Get it? FUD for thought… I kill me.
I was all fired up and started writing some stuff up about FUD, and why you shouldn’t do it, and what not.
So I started writing, and it felt really familiar, like I read it somewhere else… so I did some searches for key phrases and turned up this post on not resorting to FUD. It quotes me… talking about FUD in my forthcoming book.
I just totally almost plagiarized myself. Here what I had to say about FUD:

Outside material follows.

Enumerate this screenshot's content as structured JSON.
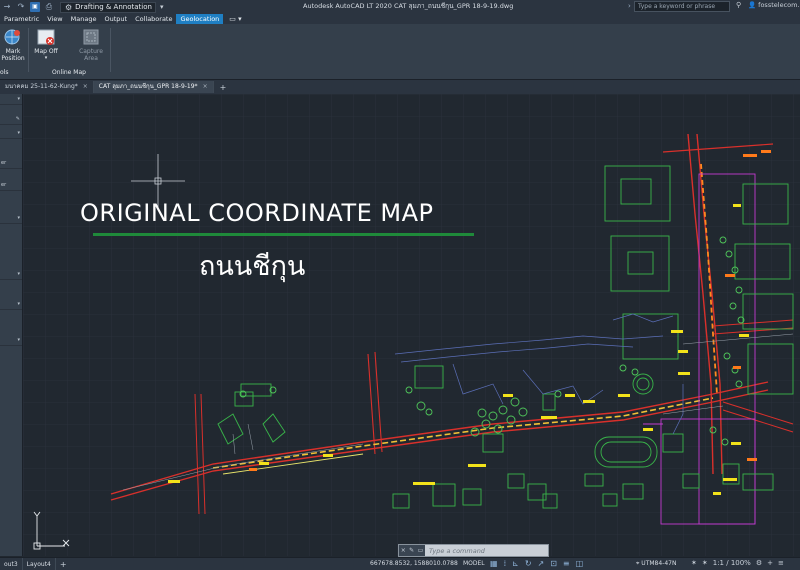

FUD stands for “fear, uncertainty and doubt.” Though the phrase was coined in the mid 1970’s, the concept has been around since the first caveman traded a rock to another one “in case the mastodons come back.” More recently it’s been marketers, public relations flacks, and sales guys who use this on you. Basically, the idea is to tell you something that will make you afraid of a rival’s tool, enough so that you invest with the FUD’er.
At a smaller level, this happens in the workplace a lot. Developers with experience with proprietary tools spread rumors about crazy license implications of open source tools. Open source adherents spread horror stories of hidden code in proprietary tool kits.

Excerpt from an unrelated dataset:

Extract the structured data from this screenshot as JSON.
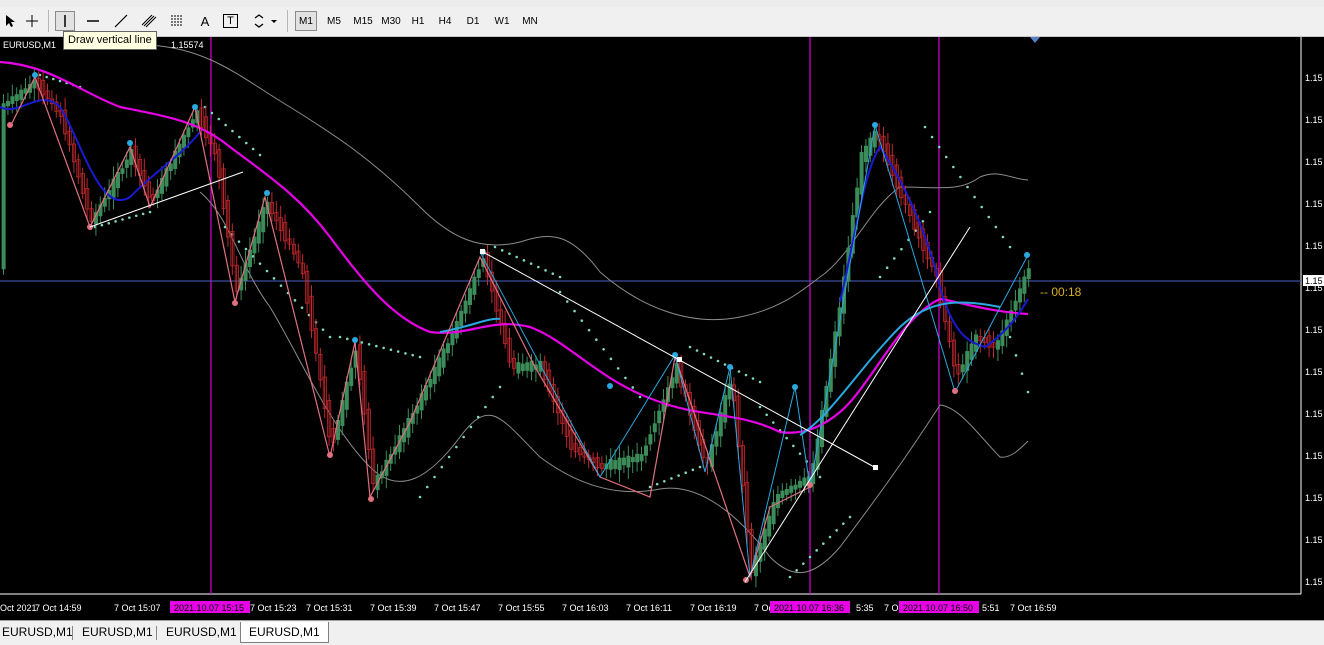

It’s ultimately self-defeating. At best it can win people some sort of short term gains, but in the long term, it is a road to nowhere. Eventually people wise up to be bullied repeatedly and some people speak out. This spread of information inoculates the rest and the technique becomes ineffective. [from chapter “Create Trust“]

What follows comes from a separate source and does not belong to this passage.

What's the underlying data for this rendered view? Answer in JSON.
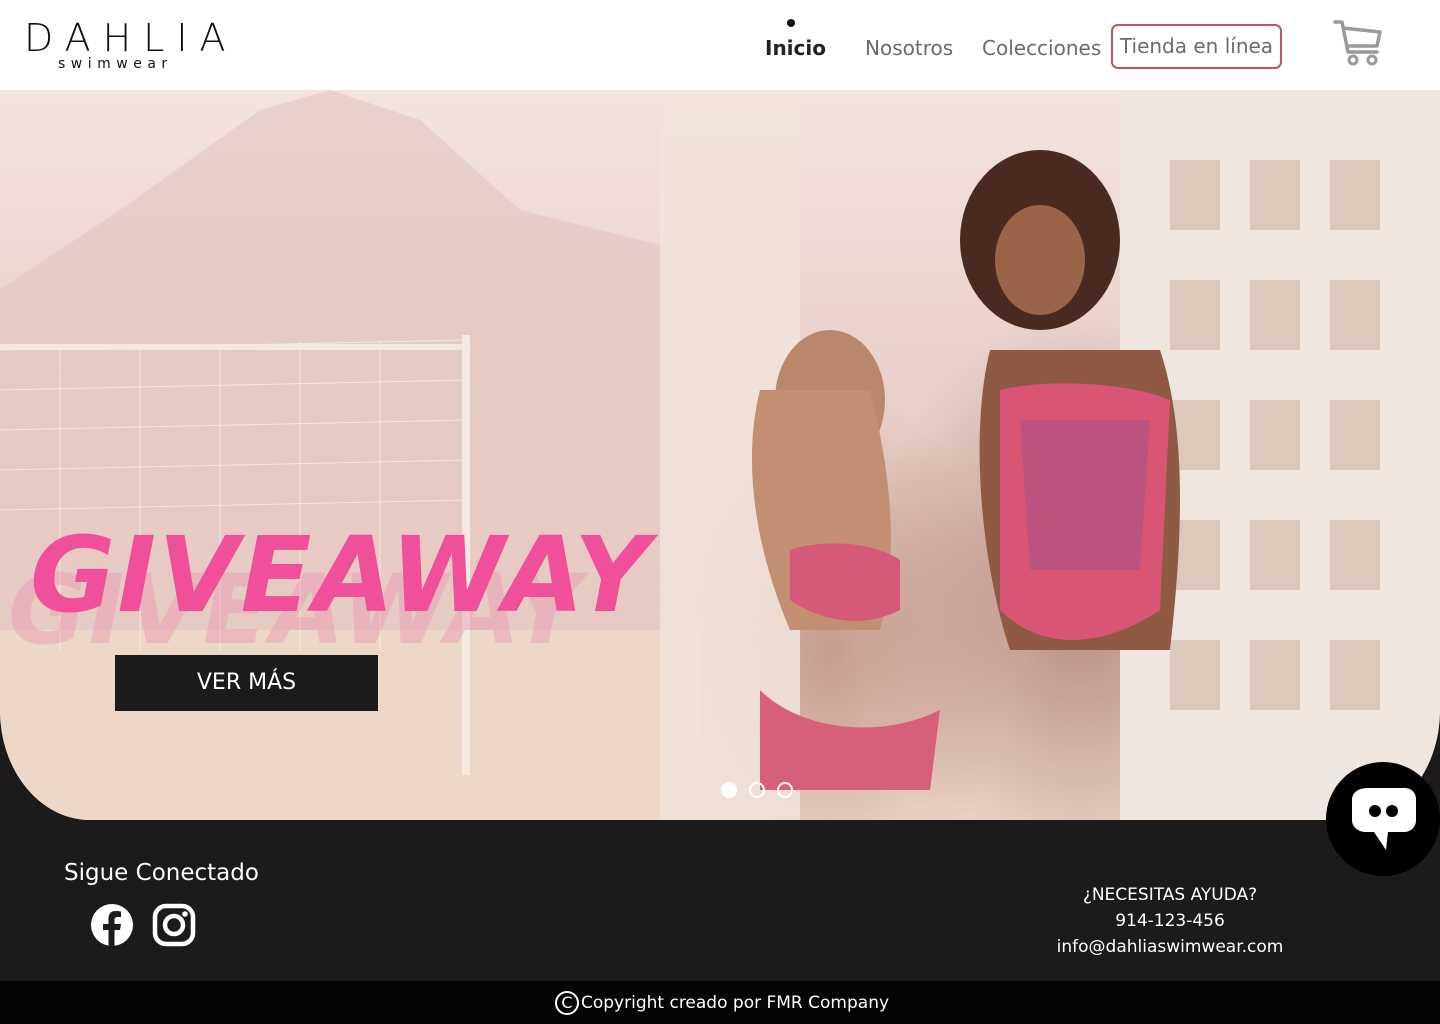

I stand by that. FUD does ruin credibility. It hurts you, it hurts your listeners. Even if your product is better, talk about why your product is better, not why the other guy’s is worse.